Reinforce already learned words

This point is mainly why I love this method. As I despise reading lists and repeatedly cramming words, I work on my understanding of previously encountered words in a less boring environment by reading. Besides, do you even look forward to your anki lists? If you do, all power to you, but I am really not a list person. Reading almost always reminds me of a word I already know. Most times, I do not remember the meaning of the word. When this happens, I simply open the naver dictionary, search for the term, read it and close. However  this word does not get added to some list, nor do I attempt cramming it on the spot. When this occurs again, I repeat the process until my brain recognizes the “commonness” and importance of the word that I never need to open the dictionary for that specific word. Cramming with a list may seem similar to this, but the main and most important difference is FUN. Reading a story while randomly learning new words is why it is more interesting and manageable in the long-term than cramming from a list.
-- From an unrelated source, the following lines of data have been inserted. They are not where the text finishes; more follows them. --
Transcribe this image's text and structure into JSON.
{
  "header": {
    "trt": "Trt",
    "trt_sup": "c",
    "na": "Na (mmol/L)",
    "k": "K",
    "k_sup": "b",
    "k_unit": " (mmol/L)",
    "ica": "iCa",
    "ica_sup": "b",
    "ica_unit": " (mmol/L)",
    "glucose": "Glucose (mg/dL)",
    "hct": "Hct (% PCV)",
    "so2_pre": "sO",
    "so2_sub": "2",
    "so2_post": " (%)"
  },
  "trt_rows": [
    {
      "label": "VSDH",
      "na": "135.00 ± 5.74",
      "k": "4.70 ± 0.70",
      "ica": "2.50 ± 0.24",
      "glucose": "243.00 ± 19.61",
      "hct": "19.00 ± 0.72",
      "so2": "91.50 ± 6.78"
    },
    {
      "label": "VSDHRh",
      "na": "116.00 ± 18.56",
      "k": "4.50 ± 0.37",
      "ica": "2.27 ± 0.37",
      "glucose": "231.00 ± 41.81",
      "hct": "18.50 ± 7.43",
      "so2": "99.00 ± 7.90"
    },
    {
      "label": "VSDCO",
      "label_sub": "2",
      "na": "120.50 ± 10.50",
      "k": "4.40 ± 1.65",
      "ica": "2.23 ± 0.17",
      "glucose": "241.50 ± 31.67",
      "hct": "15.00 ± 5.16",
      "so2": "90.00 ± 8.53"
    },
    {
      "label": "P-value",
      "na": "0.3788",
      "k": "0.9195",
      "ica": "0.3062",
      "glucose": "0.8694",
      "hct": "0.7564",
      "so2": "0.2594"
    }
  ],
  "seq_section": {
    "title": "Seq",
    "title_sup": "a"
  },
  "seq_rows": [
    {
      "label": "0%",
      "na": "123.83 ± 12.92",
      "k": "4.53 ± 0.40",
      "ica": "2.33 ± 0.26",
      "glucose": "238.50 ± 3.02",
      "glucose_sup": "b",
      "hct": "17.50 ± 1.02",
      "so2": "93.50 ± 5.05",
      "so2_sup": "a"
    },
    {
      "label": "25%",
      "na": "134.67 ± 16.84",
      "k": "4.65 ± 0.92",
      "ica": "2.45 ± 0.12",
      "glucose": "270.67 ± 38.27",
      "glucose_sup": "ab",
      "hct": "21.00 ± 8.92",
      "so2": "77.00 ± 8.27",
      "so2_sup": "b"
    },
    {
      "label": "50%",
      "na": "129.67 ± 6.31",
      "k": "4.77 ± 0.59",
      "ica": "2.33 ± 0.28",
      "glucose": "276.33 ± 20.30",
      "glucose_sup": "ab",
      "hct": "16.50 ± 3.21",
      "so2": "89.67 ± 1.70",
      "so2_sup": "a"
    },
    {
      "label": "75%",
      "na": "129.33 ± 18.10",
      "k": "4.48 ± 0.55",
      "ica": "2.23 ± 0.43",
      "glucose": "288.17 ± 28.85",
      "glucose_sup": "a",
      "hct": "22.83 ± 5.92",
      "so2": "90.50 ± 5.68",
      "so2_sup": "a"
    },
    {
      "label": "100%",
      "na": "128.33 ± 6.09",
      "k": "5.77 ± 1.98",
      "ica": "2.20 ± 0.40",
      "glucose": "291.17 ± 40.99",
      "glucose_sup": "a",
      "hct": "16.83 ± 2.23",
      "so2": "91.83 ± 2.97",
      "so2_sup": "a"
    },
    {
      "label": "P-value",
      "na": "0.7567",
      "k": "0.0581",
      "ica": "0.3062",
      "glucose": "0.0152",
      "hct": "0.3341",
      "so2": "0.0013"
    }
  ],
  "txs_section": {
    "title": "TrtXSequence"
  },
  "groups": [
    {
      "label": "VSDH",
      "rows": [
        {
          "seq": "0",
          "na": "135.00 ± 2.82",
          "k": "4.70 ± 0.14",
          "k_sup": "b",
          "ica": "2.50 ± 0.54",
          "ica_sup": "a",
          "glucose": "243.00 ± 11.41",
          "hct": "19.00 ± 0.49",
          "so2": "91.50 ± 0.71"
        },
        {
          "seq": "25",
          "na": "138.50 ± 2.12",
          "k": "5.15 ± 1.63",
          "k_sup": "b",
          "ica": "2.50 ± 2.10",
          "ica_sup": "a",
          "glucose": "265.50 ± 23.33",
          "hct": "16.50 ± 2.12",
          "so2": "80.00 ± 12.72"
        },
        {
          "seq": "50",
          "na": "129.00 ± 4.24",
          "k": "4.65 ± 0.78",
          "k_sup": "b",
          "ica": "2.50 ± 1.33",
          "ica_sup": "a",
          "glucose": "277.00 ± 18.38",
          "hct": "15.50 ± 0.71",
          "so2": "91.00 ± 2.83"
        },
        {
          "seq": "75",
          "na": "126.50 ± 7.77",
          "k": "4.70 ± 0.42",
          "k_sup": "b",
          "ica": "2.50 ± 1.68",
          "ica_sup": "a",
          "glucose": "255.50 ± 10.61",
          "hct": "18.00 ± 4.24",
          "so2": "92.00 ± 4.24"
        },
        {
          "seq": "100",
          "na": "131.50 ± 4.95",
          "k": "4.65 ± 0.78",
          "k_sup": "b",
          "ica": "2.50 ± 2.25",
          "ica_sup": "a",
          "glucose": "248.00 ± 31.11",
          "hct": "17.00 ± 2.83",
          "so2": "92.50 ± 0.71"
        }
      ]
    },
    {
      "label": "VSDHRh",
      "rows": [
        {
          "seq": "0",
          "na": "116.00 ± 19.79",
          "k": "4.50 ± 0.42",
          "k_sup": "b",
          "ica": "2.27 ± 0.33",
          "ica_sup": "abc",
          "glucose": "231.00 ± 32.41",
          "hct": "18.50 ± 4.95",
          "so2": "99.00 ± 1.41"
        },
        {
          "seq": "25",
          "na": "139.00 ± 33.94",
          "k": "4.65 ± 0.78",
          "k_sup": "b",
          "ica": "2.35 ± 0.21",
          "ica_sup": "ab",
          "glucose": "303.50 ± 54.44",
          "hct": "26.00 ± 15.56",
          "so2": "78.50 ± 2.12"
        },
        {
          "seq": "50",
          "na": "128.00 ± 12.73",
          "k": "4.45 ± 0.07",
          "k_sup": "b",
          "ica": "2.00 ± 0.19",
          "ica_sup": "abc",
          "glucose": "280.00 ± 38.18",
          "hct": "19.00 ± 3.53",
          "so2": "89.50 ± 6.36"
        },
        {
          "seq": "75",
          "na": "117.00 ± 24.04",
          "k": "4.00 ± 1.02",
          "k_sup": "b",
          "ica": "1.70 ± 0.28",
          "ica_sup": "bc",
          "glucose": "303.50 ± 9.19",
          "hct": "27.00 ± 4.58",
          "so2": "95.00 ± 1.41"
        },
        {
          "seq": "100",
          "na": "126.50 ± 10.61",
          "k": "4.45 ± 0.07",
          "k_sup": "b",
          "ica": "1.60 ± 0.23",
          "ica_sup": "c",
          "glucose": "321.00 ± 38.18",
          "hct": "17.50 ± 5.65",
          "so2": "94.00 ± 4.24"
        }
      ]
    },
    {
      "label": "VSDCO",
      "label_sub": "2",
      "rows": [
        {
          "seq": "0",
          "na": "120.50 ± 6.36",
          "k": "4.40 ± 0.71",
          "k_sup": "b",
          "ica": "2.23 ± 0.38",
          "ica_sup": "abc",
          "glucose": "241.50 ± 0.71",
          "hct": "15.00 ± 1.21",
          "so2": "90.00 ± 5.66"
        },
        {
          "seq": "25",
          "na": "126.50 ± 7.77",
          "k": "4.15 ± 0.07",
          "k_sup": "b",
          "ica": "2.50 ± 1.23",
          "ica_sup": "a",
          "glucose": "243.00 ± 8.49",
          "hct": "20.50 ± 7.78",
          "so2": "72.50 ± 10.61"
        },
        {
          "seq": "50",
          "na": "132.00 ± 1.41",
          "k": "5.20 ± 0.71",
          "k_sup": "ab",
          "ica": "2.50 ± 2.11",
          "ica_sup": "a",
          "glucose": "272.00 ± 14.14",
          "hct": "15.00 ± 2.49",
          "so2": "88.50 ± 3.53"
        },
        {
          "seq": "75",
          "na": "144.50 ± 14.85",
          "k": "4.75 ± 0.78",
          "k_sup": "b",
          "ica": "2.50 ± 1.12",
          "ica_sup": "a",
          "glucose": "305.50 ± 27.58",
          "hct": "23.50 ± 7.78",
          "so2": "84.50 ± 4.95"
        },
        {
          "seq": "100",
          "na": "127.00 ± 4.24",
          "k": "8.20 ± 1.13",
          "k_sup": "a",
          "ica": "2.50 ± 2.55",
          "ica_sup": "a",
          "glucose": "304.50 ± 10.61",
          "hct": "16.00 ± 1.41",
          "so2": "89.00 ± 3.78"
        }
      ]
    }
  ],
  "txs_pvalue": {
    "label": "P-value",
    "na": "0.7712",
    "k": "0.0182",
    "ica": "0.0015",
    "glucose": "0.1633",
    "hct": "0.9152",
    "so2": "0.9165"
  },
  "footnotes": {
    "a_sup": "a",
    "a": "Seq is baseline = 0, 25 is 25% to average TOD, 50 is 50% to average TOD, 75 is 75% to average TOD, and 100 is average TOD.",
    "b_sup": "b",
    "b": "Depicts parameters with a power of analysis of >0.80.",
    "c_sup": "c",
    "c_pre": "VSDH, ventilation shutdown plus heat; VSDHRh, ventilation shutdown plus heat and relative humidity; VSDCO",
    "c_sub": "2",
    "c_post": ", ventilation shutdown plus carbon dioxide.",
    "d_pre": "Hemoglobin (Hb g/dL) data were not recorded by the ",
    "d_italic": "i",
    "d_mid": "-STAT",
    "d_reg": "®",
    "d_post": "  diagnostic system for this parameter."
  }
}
I personally like to choose a webtoon, or an article from naver and re-read it until I know 80% of the vocabulary and grammar principles. With time, you will spend less time on an article with this process.

Learn new contexts of already known words

Yes, yes, yes to this. one cannot overemphasize the importance of this, especially when learning Korean. Now there are other and significantly better ways to expose yourself to the context of a word such as listening or watching a video.But reading is right up there in the top 3. For this to really work, you need to read content stemming from different genres. This is because our goal is not just to learn where a specific word can or should be used, but with what emotion it can be expressed. Now you could go a bit further with audiobooks.

Exposure to new words

You can, but you really don’t ALWAYS have to. If I notice a word pops up more than once in a text, book, article etc… it will definitely be looked up. However no cramming is involved in this. I usually leave it to fate to decide how important the word will be to me. So, if I encounter the word randomly in another text, I’ll just have to repeat the “reinforcement strategy” described in the first point.

Hidden grammar principles

You would be shocked to find out the grammar principles that are left out in a lot of popular korean grammar textbooks. Now, if you bought all the existing grammar books, you probably won’t be missing much, but are you really up to spending that amount of money ?

Reading comments, articles on naver or community posts on nate pann would not only provide practical context to abstract grammar principles, but help you get to know new ones.

Improvement of confidence in comprehension

This applies to every language really. The more you are exposed to a language, the more confident you are using it. However, whether you have more confidence while speaking, listening, writing or reading in a specific language, especially in Korean, very much depends on how much practice you invest in each area. By reading interesting content, your desire to understand not only the grammar principles and the vocabulary but the content itself will skyrocket your comprehension skills. Besides, unlike speaking and listening, you aren’t in a rush. You can take your time and re-read some chapters. So take advantage of this.

Focus on more common and natural words than random vocabulary you do not even know in your own language

Based on my experience, this really depends on the type of content you are reading. If you decide to read an article on diabetes in Korean, you are most likely going to learn some medical terms you may never use. So to really exploit this opportunity, attempt reading the comments under a youtube video or instagram posts of a korean. But try not to focus too much on the grammar, because you will come across some comments that will make you question the accuracy of your korean grammar textbooks. Forgetting that even native speakers could make mistakes or/and typos. If you get bored of reading comments, read the “korean” subtitles on Korean youtube videos. Do make sure they are not AI generated; we do not want to sound like robots. Here you could find a list of korean youtube videos with korean subtitles.

Closing Remarks

  • You do not have to read every day.
  • One does not need to read the same book, article, comment section, subtitles every day
  • You could take a break and jump to webtoons or listening practice or even watch a show with subs
  • Try to be flexible.
  • For longevity, the goal is consistency which demands interest and desire. Flexibility keeps everything fresh and engaging.